▶ [DATA TO USE]
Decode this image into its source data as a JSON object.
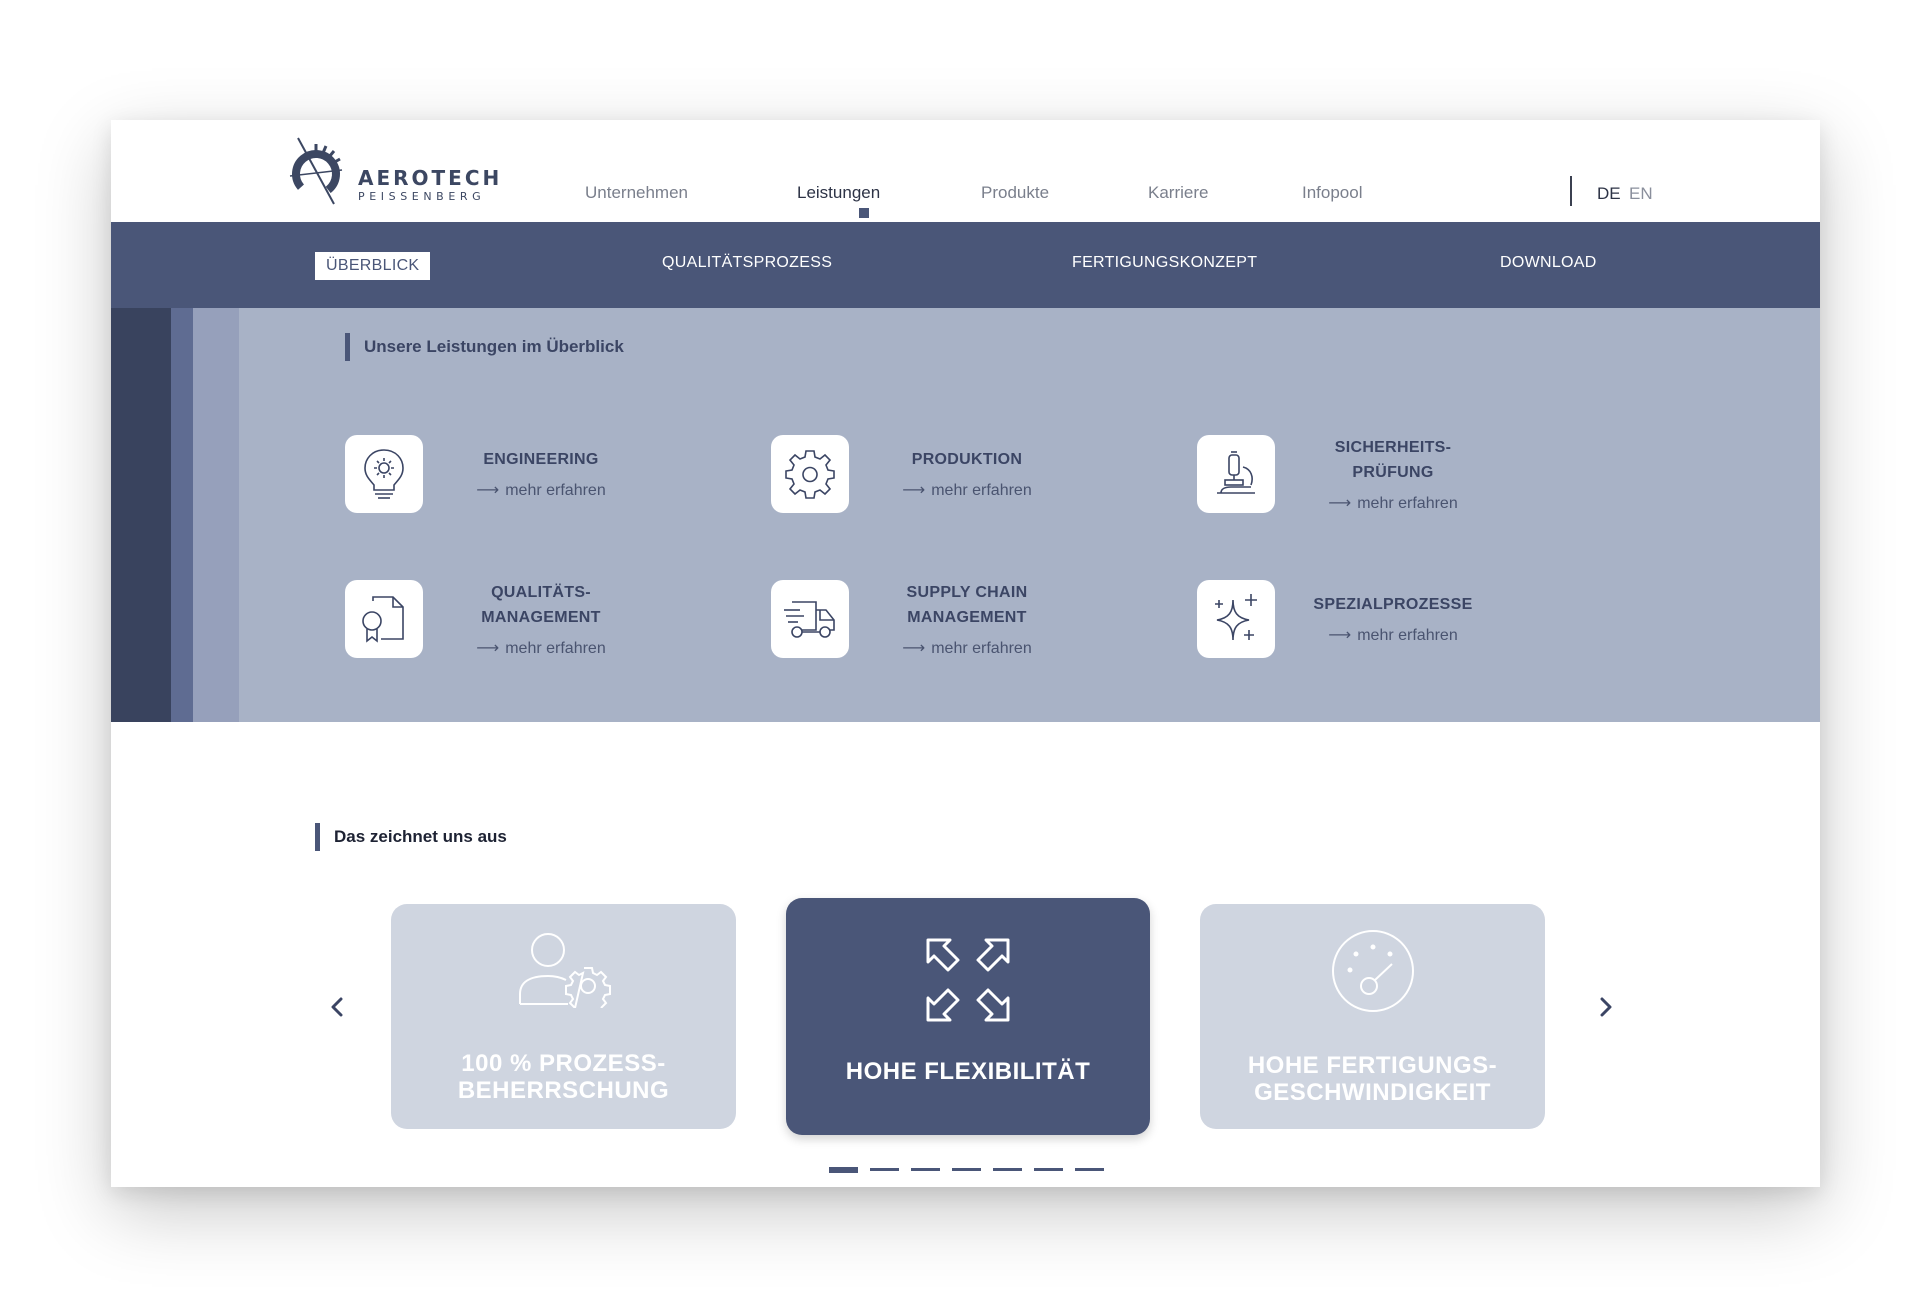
{
  "brand": {
    "name": "AEROTECH",
    "subname": "PEISSENBERG",
    "colors": {
      "primary": "#4a5678",
      "dark": "#39435e",
      "panel": "#a8b2c6",
      "card_inactive": "#cfd5e0"
    }
  },
  "nav": {
    "items": [
      {
        "label": "Unternehmen",
        "active": false
      },
      {
        "label": "Leistungen",
        "active": true
      },
      {
        "label": "Produkte",
        "active": false
      },
      {
        "label": "Karriere",
        "active": false
      },
      {
        "label": "Infopool",
        "active": false
      }
    ],
    "languages": [
      "DE",
      "EN"
    ],
    "active_language": "DE"
  },
  "subnav": {
    "items": [
      {
        "label": "ÜBERBLICK",
        "active": true
      },
      {
        "label": "QUALITÄTSPROZESS",
        "active": false
      },
      {
        "label": "FERTIGUNGSKONZEPT",
        "active": false
      },
      {
        "label": "DOWNLOAD",
        "active": false
      }
    ]
  },
  "overview": {
    "title": "Unsere Leistungen im Überblick",
    "services": [
      {
        "title": "ENGINEERING",
        "more": "mehr erfahren",
        "icon": "lightbulb-gear-icon"
      },
      {
        "title": "PRODUKTION",
        "more": "mehr erfahren",
        "icon": "gear-icon"
      },
      {
        "title": "SICHERHEITS-\nPRÜFUNG",
        "more": "mehr erfahren",
        "icon": "microscope-icon"
      },
      {
        "title": "QUALITÄTS-\nMANAGEMENT",
        "more": "mehr erfahren",
        "icon": "certificate-document-icon"
      },
      {
        "title": "SUPPLY CHAIN\nMANAGEMENT",
        "more": "mehr erfahren",
        "icon": "delivery-truck-icon"
      },
      {
        "title": "SPEZIALPROZESSE",
        "more": "mehr erfahren",
        "icon": "sparkle-icon"
      }
    ]
  },
  "features": {
    "title": "Das zeichnet uns aus",
    "cards": [
      {
        "label": "100 % PROZESS-\nBEHERRSCHUNG",
        "active": false,
        "icon": "user-gear-icon"
      },
      {
        "label": "HOHE FLEXIBILITÄT",
        "active": true,
        "icon": "expand-arrows-icon"
      },
      {
        "label": "HOHE FERTIGUNGS-\nGESCHWINDIGKEIT",
        "active": false,
        "icon": "speedometer-icon"
      }
    ],
    "pagination": {
      "count": 7,
      "active_index": 0
    }
  }
}
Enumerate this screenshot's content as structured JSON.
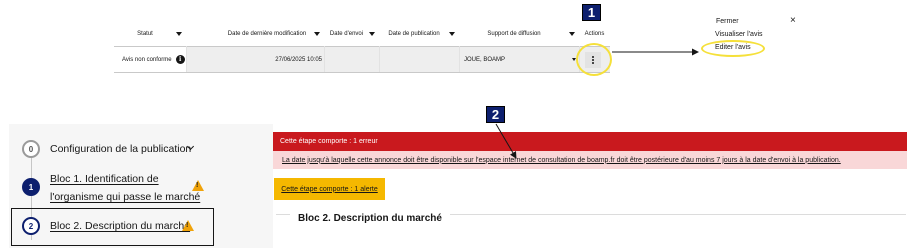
{
  "table": {
    "headers": [
      {
        "label": "Statut",
        "sortable": true
      },
      {
        "label": "Date de dernière modification",
        "sortable": true
      },
      {
        "label": "Date d'envoi",
        "sortable": true
      },
      {
        "label": "Date de publication",
        "sortable": true
      },
      {
        "label": "Support de diffusion",
        "sortable": true
      },
      {
        "label": "Actions",
        "sortable": false
      }
    ],
    "row": {
      "status": "Avis non conforme",
      "status_info_icon": "i",
      "last_modified": "27/06/2025 10:05",
      "sent_date": "",
      "publication_date": "",
      "support": "JOUE, BOAMP",
      "actions_icon": "kebab-menu-icon"
    }
  },
  "menu": {
    "items": [
      "Fermer",
      "Visualiser l'avis",
      "Editer l'avis"
    ],
    "close_icon": "×"
  },
  "annotations": {
    "badge1": "1",
    "badge2": "2",
    "highlight_color": "#f5e03a"
  },
  "stepper": {
    "step0": {
      "number": "0",
      "label": "Configuration de la publication"
    },
    "step1": {
      "number": "1",
      "label_line1": "Bloc 1. Identification de",
      "label_line2": "l'organisme qui passe le marché",
      "warning": "!"
    },
    "step2": {
      "number": "2",
      "label": "Bloc 2. Description du marché",
      "warning": "!"
    }
  },
  "content": {
    "error_header": "Cette étape comporte : 1 erreur",
    "error_message": "La date jusqu'à laquelle cette annonce doit être disponible sur l'espace internet de consultation de boamp.fr doit être postérieure d'au moins 7 jours à la date d'envoi à la publication.",
    "alert_button": "Cette étape comporte : 1 alerte",
    "section_title": "Bloc 2. Description du marché"
  },
  "colors": {
    "error_red": "#c9191e",
    "error_light": "#f9d7d8",
    "alert_yellow": "#f5b800",
    "navy": "#0d1f6e",
    "warning_orange": "#f0a30a"
  }
}
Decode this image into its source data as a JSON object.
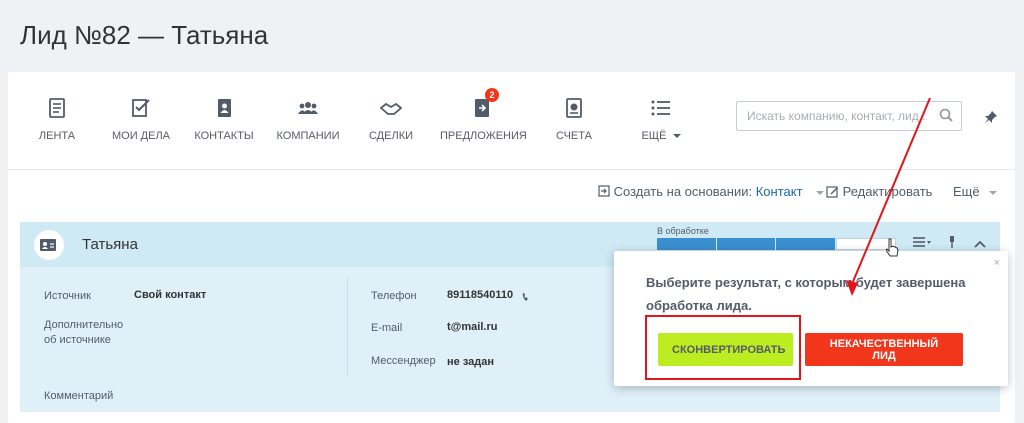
{
  "page": {
    "title": "Лид №82 — Татьяна"
  },
  "menu": {
    "items": [
      {
        "label": "Лента",
        "icon": "feed-icon"
      },
      {
        "label": "Мои дела",
        "icon": "tasks-icon"
      },
      {
        "label": "Контакты",
        "icon": "contacts-icon"
      },
      {
        "label": "Компании",
        "icon": "companies-icon"
      },
      {
        "label": "Сделки",
        "icon": "deals-icon"
      },
      {
        "label": "Предложения",
        "icon": "quotes-icon",
        "badge": "2"
      },
      {
        "label": "Счета",
        "icon": "invoices-icon"
      },
      {
        "label": "Ещё",
        "icon": "list-icon"
      }
    ]
  },
  "search": {
    "placeholder": "Искать компанию, контакт, лид..."
  },
  "actions": {
    "create_prefix": "Создать на основании:",
    "create_link": "Контакт",
    "edit": "Редактировать",
    "more": "Ещё"
  },
  "lead": {
    "name": "Татьяна",
    "status_label": "В обработке",
    "status_fill_fraction": 0.75
  },
  "details": {
    "source_label": "Источник",
    "source_value": "Свой контакт",
    "source_extra_label_1": "Дополнительно",
    "source_extra_label_2": "об источнике",
    "comment_label": "Комментарий",
    "phone_label": "Телефон",
    "phone_value": "89118540110",
    "email_label": "E-mail",
    "email_value": "t@mail.ru",
    "messenger_label": "Мессенджер",
    "messenger_value": "не задан"
  },
  "popup": {
    "text": "Выберите результат, с которым будет завершена обработка лида.",
    "convert_button": "Сконвертировать",
    "bad_lead_button": "Некачественный лид",
    "close": "×"
  },
  "colors": {
    "accent_blue": "#2067b0",
    "convert_green": "#bbed21",
    "bad_red": "#f1361b",
    "highlight_red": "#e0171a"
  }
}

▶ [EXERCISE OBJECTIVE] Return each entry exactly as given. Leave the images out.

▶ [REPLY]
Decode this image into its source data as a JSON object.
{
  "brand": {
    "name": "AEROTECH",
    "subname": "PEISSENBERG",
    "colors": {
      "primary": "#4a5678",
      "dark": "#39435e",
      "panel": "#a8b2c6",
      "card_inactive": "#cfd5e0"
    }
  },
  "nav": {
    "items": [
      {
        "label": "Unternehmen",
        "active": false
      },
      {
        "label": "Leistungen",
        "active": true
      },
      {
        "label": "Produkte",
        "active": false
      },
      {
        "label": "Karriere",
        "active": false
      },
      {
        "label": "Infopool",
        "active": false
      }
    ],
    "languages": [
      "DE",
      "EN"
    ],
    "active_language": "DE"
  },
  "subnav": {
    "items": [
      {
        "label": "ÜBERBLICK",
        "active": true
      },
      {
        "label": "QUALITÄTSPROZESS",
        "active": false
      },
      {
        "label": "FERTIGUNGSKONZEPT",
        "active": false
      },
      {
        "label": "DOWNLOAD",
        "active": false
      }
    ]
  },
  "overview": {
    "title": "Unsere Leistungen im Überblick",
    "services": [
      {
        "title": "ENGINEERING",
        "more": "mehr erfahren",
        "icon": "lightbulb-gear-icon"
      },
      {
        "title": "PRODUKTION",
        "more": "mehr erfahren",
        "icon": "gear-icon"
      },
      {
        "title": "SICHERHEITS-\nPRÜFUNG",
        "more": "mehr erfahren",
        "icon": "microscope-icon"
      },
      {
        "title": "QUALITÄTS-\nMANAGEMENT",
        "more": "mehr erfahren",
        "icon": "certificate-document-icon"
      },
      {
        "title": "SUPPLY CHAIN\nMANAGEMENT",
        "more": "mehr erfahren",
        "icon": "delivery-truck-icon"
      },
      {
        "title": "SPEZIALPROZESSE",
        "more": "mehr erfahren",
        "icon": "sparkle-icon"
      }
    ]
  },
  "features": {
    "title": "Das zeichnet uns aus",
    "cards": [
      {
        "label": "100 % PROZESS-\nBEHERRSCHUNG",
        "active": false,
        "icon": "user-gear-icon"
      },
      {
        "label": "HOHE FLEXIBILITÄT",
        "active": true,
        "icon": "expand-arrows-icon"
      },
      {
        "label": "HOHE FERTIGUNGS-\nGESCHWINDIGKEIT",
        "active": false,
        "icon": "speedometer-icon"
      }
    ],
    "pagination": {
      "count": 7,
      "active_index": 0
    }
  }
}
Enumerate this screenshot's content as structured JSON.
{
  "table": {
    "headers": [
      {
        "label": "Statut",
        "sortable": true
      },
      {
        "label": "Date de dernière modification",
        "sortable": true
      },
      {
        "label": "Date d'envoi",
        "sortable": true
      },
      {
        "label": "Date de publication",
        "sortable": true
      },
      {
        "label": "Support de diffusion",
        "sortable": true
      },
      {
        "label": "Actions",
        "sortable": false
      }
    ],
    "row": {
      "status": "Avis non conforme",
      "status_info_icon": "i",
      "last_modified": "27/06/2025 10:05",
      "sent_date": "",
      "publication_date": "",
      "support": "JOUE, BOAMP",
      "actions_icon": "kebab-menu-icon"
    }
  },
  "menu": {
    "items": [
      "Fermer",
      "Visualiser l'avis",
      "Editer l'avis"
    ],
    "close_icon": "×"
  },
  "annotations": {
    "badge1": "1",
    "badge2": "2",
    "highlight_color": "#f5e03a"
  },
  "stepper": {
    "step0": {
      "number": "0",
      "label": "Configuration de la publication"
    },
    "step1": {
      "number": "1",
      "label_line1": "Bloc 1. Identification de",
      "label_line2": "l'organisme qui passe le marché",
      "warning": "!"
    },
    "step2": {
      "number": "2",
      "label": "Bloc 2. Description du marché",
      "warning": "!"
    }
  },
  "content": {
    "error_header": "Cette étape comporte : 1 erreur",
    "error_message": "La date jusqu'à laquelle cette annonce doit être disponible sur l'espace internet de consultation de boamp.fr doit être postérieure d'au moins 7 jours à la date d'envoi à la publication.",
    "alert_button": "Cette étape comporte : 1 alerte",
    "section_title": "Bloc 2. Description du marché"
  },
  "colors": {
    "error_red": "#c9191e",
    "error_light": "#f9d7d8",
    "alert_yellow": "#f5b800",
    "navy": "#0d1f6e",
    "warning_orange": "#f0a30a"
  }
}
Decode this image into its source data as a JSON object.
{
  "page": {
    "title": "Лид №82 — Татьяна"
  },
  "menu": {
    "items": [
      {
        "label": "Лента",
        "icon": "feed-icon"
      },
      {
        "label": "Мои дела",
        "icon": "tasks-icon"
      },
      {
        "label": "Контакты",
        "icon": "contacts-icon"
      },
      {
        "label": "Компании",
        "icon": "companies-icon"
      },
      {
        "label": "Сделки",
        "icon": "deals-icon"
      },
      {
        "label": "Предложения",
        "icon": "quotes-icon",
        "badge": "2"
      },
      {
        "label": "Счета",
        "icon": "invoices-icon"
      },
      {
        "label": "Ещё",
        "icon": "list-icon"
      }
    ]
  },
  "search": {
    "placeholder": "Искать компанию, контакт, лид..."
  },
  "actions": {
    "create_prefix": "Создать на основании:",
    "create_link": "Контакт",
    "edit": "Редактировать",
    "more": "Ещё"
  },
  "lead": {
    "name": "Татьяна",
    "status_label": "В обработке",
    "status_fill_fraction": 0.75
  },
  "details": {
    "source_label": "Источник",
    "source_value": "Свой контакт",
    "source_extra_label_1": "Дополнительно",
    "source_extra_label_2": "об источнике",
    "comment_label": "Комментарий",
    "phone_label": "Телефон",
    "phone_value": "89118540110",
    "email_label": "E-mail",
    "email_value": "t@mail.ru",
    "messenger_label": "Мессенджер",
    "messenger_value": "не задан"
  },
  "popup": {
    "text": "Выберите результат, с которым будет завершена обработка лида.",
    "convert_button": "Сконвертировать",
    "bad_lead_button": "Некачественный лид",
    "close": "×"
  },
  "colors": {
    "accent_blue": "#2067b0",
    "convert_green": "#bbed21",
    "bad_red": "#f1361b",
    "highlight_red": "#e0171a"
  }
}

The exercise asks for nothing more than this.